=== Source data ===
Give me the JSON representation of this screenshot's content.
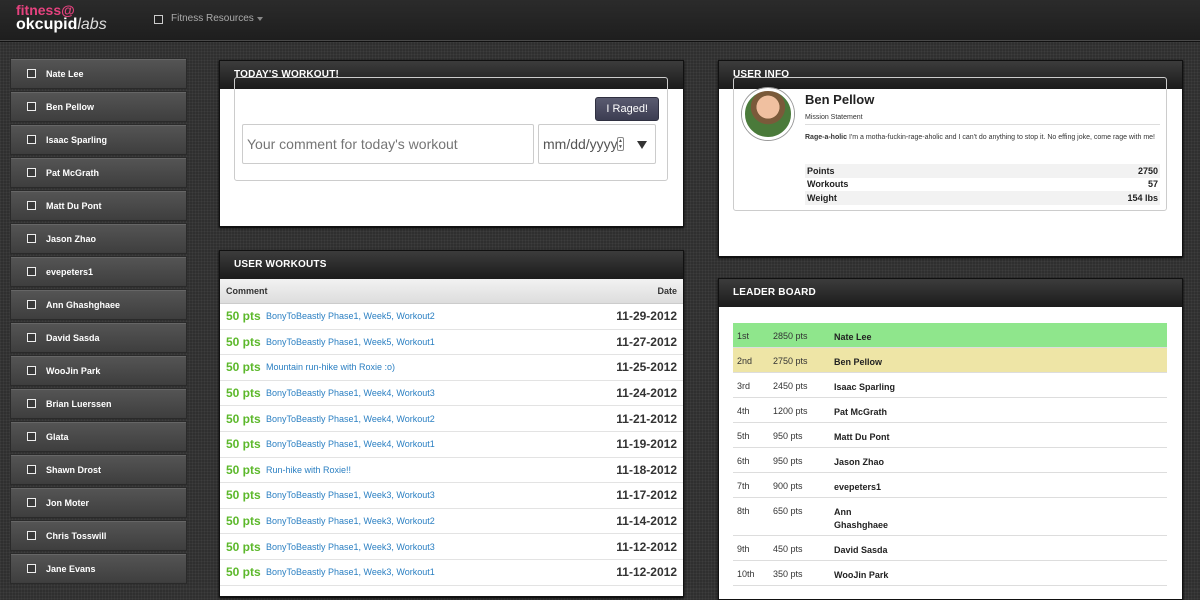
{
  "brand": {
    "top": "fitness@",
    "bold": "okcupid",
    "italic": "labs"
  },
  "nav": {
    "resources_label": "Fitness Resources"
  },
  "sidebar": {
    "items": [
      {
        "label": "Nate Lee"
      },
      {
        "label": "Ben Pellow"
      },
      {
        "label": "Isaac Sparling"
      },
      {
        "label": "Pat McGrath"
      },
      {
        "label": "Matt Du Pont"
      },
      {
        "label": "Jason Zhao"
      },
      {
        "label": "evepeters1"
      },
      {
        "label": "Ann Ghashghaee"
      },
      {
        "label": "David Sasda"
      },
      {
        "label": "WooJin Park"
      },
      {
        "label": "Brian Luerssen"
      },
      {
        "label": "Glata"
      },
      {
        "label": "Shawn Drost"
      },
      {
        "label": "Jon Moter"
      },
      {
        "label": "Chris Tosswill"
      },
      {
        "label": "Jane Evans"
      }
    ]
  },
  "todays_workout": {
    "title": "Today's Workout!",
    "raged_button": "I Raged!",
    "comment_placeholder": "Your comment for today's workout",
    "date_placeholder": "mm/dd/yyyy"
  },
  "user_workouts": {
    "title": "User Workouts",
    "columns": {
      "comment": "Comment",
      "date": "Date"
    },
    "rows": [
      {
        "pts": "50 pts",
        "comment": "BonyToBeastly Phase1, Week5, Workout2",
        "date": "11-29-2012"
      },
      {
        "pts": "50 pts",
        "comment": "BonyToBeastly Phase1, Week5, Workout1",
        "date": "11-27-2012"
      },
      {
        "pts": "50 pts",
        "comment": "Mountain run-hike with Roxie :o)",
        "date": "11-25-2012"
      },
      {
        "pts": "50 pts",
        "comment": "BonyToBeastly Phase1, Week4, Workout3",
        "date": "11-24-2012"
      },
      {
        "pts": "50 pts",
        "comment": "BonyToBeastly Phase1, Week4, Workout2",
        "date": "11-21-2012"
      },
      {
        "pts": "50 pts",
        "comment": "BonyToBeastly Phase1, Week4, Workout1",
        "date": "11-19-2012"
      },
      {
        "pts": "50 pts",
        "comment": "Run-hike with Roxie!!",
        "date": "11-18-2012"
      },
      {
        "pts": "50 pts",
        "comment": "BonyToBeastly Phase1, Week3, Workout3",
        "date": "11-17-2012"
      },
      {
        "pts": "50 pts",
        "comment": "BonyToBeastly Phase1, Week3, Workout2",
        "date": "11-14-2012"
      },
      {
        "pts": "50 pts",
        "comment": "BonyToBeastly Phase1, Week3, Workout3",
        "date": "11-12-2012"
      },
      {
        "pts": "50 pts",
        "comment": "BonyToBeastly Phase1, Week3, Workout1",
        "date": "11-12-2012"
      }
    ]
  },
  "user_info": {
    "title": "User Info",
    "name": "Ben Pellow",
    "mission_label": "Mission Statement",
    "statement_bold": "Rage-a-holic",
    "statement_text": " I'm a motha-fuckin-rage-aholic and I can't do anything to stop it. No effing joke, come rage with me!",
    "stats": [
      {
        "label": "Points",
        "value": "2750"
      },
      {
        "label": "Workouts",
        "value": "57"
      },
      {
        "label": "Weight",
        "value": "154 lbs"
      }
    ]
  },
  "leader_board": {
    "title": "Leader Board",
    "rows": [
      {
        "rank": "1st",
        "pts": "2850 pts",
        "name": "Nate Lee"
      },
      {
        "rank": "2nd",
        "pts": "2750 pts",
        "name": "Ben Pellow"
      },
      {
        "rank": "3rd",
        "pts": "2450 pts",
        "name": "Isaac Sparling"
      },
      {
        "rank": "4th",
        "pts": "1200 pts",
        "name": "Pat McGrath"
      },
      {
        "rank": "5th",
        "pts": "950 pts",
        "name": "Matt Du Pont"
      },
      {
        "rank": "6th",
        "pts": "950 pts",
        "name": "Jason Zhao"
      },
      {
        "rank": "7th",
        "pts": "900 pts",
        "name": "evepeters1"
      },
      {
        "rank": "8th",
        "pts": "650 pts",
        "name": "Ann Ghashghaee"
      },
      {
        "rank": "9th",
        "pts": "450 pts",
        "name": "David Sasda"
      },
      {
        "rank": "10th",
        "pts": "350 pts",
        "name": "WooJin Park"
      }
    ]
  },
  "colors": {
    "brand_pink": "#e6427f",
    "points_green": "#5cb82b",
    "link_blue": "#2a7fc2",
    "leader_first": "#8fe68c",
    "leader_second": "#eee5a6"
  }
}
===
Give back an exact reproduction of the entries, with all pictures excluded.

#### [Solution to this exercise]
Give me the JSON representation of this screenshot's content.
{
  "brand": {
    "top": "fitness@",
    "bold": "okcupid",
    "italic": "labs"
  },
  "nav": {
    "resources_label": "Fitness Resources"
  },
  "sidebar": {
    "items": [
      {
        "label": "Nate Lee"
      },
      {
        "label": "Ben Pellow"
      },
      {
        "label": "Isaac Sparling"
      },
      {
        "label": "Pat McGrath"
      },
      {
        "label": "Matt Du Pont"
      },
      {
        "label": "Jason Zhao"
      },
      {
        "label": "evepeters1"
      },
      {
        "label": "Ann Ghashghaee"
      },
      {
        "label": "David Sasda"
      },
      {
        "label": "WooJin Park"
      },
      {
        "label": "Brian Luerssen"
      },
      {
        "label": "Glata"
      },
      {
        "label": "Shawn Drost"
      },
      {
        "label": "Jon Moter"
      },
      {
        "label": "Chris Tosswill"
      },
      {
        "label": "Jane Evans"
      }
    ]
  },
  "todays_workout": {
    "title": "Today's Workout!",
    "raged_button": "I Raged!",
    "comment_placeholder": "Your comment for today's workout",
    "date_placeholder": "mm/dd/yyyy"
  },
  "user_workouts": {
    "title": "User Workouts",
    "columns": {
      "comment": "Comment",
      "date": "Date"
    },
    "rows": [
      {
        "pts": "50 pts",
        "comment": "BonyToBeastly Phase1, Week5, Workout2",
        "date": "11-29-2012"
      },
      {
        "pts": "50 pts",
        "comment": "BonyToBeastly Phase1, Week5, Workout1",
        "date": "11-27-2012"
      },
      {
        "pts": "50 pts",
        "comment": "Mountain run-hike with Roxie :o)",
        "date": "11-25-2012"
      },
      {
        "pts": "50 pts",
        "comment": "BonyToBeastly Phase1, Week4, Workout3",
        "date": "11-24-2012"
      },
      {
        "pts": "50 pts",
        "comment": "BonyToBeastly Phase1, Week4, Workout2",
        "date": "11-21-2012"
      },
      {
        "pts": "50 pts",
        "comment": "BonyToBeastly Phase1, Week4, Workout1",
        "date": "11-19-2012"
      },
      {
        "pts": "50 pts",
        "comment": "Run-hike with Roxie!!",
        "date": "11-18-2012"
      },
      {
        "pts": "50 pts",
        "comment": "BonyToBeastly Phase1, Week3, Workout3",
        "date": "11-17-2012"
      },
      {
        "pts": "50 pts",
        "comment": "BonyToBeastly Phase1, Week3, Workout2",
        "date": "11-14-2012"
      },
      {
        "pts": "50 pts",
        "comment": "BonyToBeastly Phase1, Week3, Workout3",
        "date": "11-12-2012"
      },
      {
        "pts": "50 pts",
        "comment": "BonyToBeastly Phase1, Week3, Workout1",
        "date": "11-12-2012"
      }
    ]
  },
  "user_info": {
    "title": "User Info",
    "name": "Ben Pellow",
    "mission_label": "Mission Statement",
    "statement_bold": "Rage-a-holic",
    "statement_text": " I'm a motha-fuckin-rage-aholic and I can't do anything to stop it. No effing joke, come rage with me!",
    "stats": [
      {
        "label": "Points",
        "value": "2750"
      },
      {
        "label": "Workouts",
        "value": "57"
      },
      {
        "label": "Weight",
        "value": "154 lbs"
      }
    ]
  },
  "leader_board": {
    "title": "Leader Board",
    "rows": [
      {
        "rank": "1st",
        "pts": "2850 pts",
        "name": "Nate Lee"
      },
      {
        "rank": "2nd",
        "pts": "2750 pts",
        "name": "Ben Pellow"
      },
      {
        "rank": "3rd",
        "pts": "2450 pts",
        "name": "Isaac Sparling"
      },
      {
        "rank": "4th",
        "pts": "1200 pts",
        "name": "Pat McGrath"
      },
      {
        "rank": "5th",
        "pts": "950 pts",
        "name": "Matt Du Pont"
      },
      {
        "rank": "6th",
        "pts": "950 pts",
        "name": "Jason Zhao"
      },
      {
        "rank": "7th",
        "pts": "900 pts",
        "name": "evepeters1"
      },
      {
        "rank": "8th",
        "pts": "650 pts",
        "name": "Ann Ghashghaee"
      },
      {
        "rank": "9th",
        "pts": "450 pts",
        "name": "David Sasda"
      },
      {
        "rank": "10th",
        "pts": "350 pts",
        "name": "WooJin Park"
      }
    ]
  },
  "colors": {
    "brand_pink": "#e6427f",
    "points_green": "#5cb82b",
    "link_blue": "#2a7fc2",
    "leader_first": "#8fe68c",
    "leader_second": "#eee5a6"
  }
}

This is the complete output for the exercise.